Evidence that newspapers are skating on thin ice with their sports coverage, unless they change drastically: Philadelphia's Jesse Boulerice's suspension-worthy cheap shot on Vancouver'sRyan Kesler in the Flyers-Canucks game last night is in the 16th paragraph of the game story and the seventh of Tony Gallagher's column.
Boulerice is Topic One on all the other platforms: TSN, Sportsnet, their websites, the blogs like Mirtle each had the means to make it a main story. The newspaper game has more creative and talented people compared to radio or television, yet their hands are tied since the powers-that-be impose such tight deadlines that a game story has to be filed within a few minutes after the game ends.
So when Boulerice laid out Kesler, the writers in Van were already typing (not writing) a mile-a-minute about the Canucks getting several coats of shellack laid on them in an eventual 8-2 loss to Philly. There were little to no time to realize what, in a larger context, was more important than one bad game from the hometown team, and revise accordingly. Explain how tying the hands of your talented people makes sense in a competitive media environment. There has to be a better way.
Who knows? Maybe we'll see the return of the afternoon newspaper, which would give the sportswriters time to actually write and not just type.

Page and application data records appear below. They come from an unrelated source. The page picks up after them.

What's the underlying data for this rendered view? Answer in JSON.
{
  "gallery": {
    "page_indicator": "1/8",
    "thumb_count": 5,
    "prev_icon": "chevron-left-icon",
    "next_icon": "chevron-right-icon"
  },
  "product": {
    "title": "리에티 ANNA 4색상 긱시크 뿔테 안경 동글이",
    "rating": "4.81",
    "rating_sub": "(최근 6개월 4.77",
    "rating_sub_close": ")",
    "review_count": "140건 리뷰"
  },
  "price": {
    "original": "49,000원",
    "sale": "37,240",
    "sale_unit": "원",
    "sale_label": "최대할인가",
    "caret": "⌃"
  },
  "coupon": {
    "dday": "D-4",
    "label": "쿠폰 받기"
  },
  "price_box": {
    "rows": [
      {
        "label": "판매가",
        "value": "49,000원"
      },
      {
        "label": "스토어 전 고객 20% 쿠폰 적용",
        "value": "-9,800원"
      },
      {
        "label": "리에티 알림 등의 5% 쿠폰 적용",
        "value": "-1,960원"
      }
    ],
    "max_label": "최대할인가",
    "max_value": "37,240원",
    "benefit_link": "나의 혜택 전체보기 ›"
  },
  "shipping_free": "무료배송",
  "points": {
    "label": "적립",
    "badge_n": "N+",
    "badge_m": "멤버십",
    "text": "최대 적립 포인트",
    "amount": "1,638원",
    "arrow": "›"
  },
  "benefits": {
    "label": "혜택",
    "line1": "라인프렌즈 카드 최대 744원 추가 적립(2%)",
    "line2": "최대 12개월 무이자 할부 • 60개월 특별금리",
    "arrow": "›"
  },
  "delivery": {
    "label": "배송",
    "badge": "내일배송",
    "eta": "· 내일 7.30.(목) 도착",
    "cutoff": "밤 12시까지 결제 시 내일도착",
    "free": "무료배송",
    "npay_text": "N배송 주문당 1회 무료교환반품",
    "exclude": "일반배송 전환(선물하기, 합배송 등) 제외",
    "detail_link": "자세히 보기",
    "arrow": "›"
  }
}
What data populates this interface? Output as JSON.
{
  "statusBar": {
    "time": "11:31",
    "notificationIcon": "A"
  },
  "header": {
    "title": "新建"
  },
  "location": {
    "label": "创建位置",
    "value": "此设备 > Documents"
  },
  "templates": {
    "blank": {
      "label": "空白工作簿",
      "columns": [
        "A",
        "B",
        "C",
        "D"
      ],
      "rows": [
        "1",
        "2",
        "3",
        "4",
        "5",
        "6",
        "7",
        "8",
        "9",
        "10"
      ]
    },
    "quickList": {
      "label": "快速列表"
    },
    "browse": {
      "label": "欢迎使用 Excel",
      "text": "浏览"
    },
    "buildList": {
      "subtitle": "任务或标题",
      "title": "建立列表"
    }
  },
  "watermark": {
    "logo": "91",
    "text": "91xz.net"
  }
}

The media's going to take a run at Boulerice over the next 24-48 hours. Hopefully a super-sharp writer with a big audience such as Damien Cox (not to put words in his mouth) can put the onus on how junior hockey, specifically the OHL, doesn't deal well with curbing aggression. Both Boulerice and suspended teammate Steve Downie are not bad people, but their time in the OHL imparted some poor lifelong hockey lessons.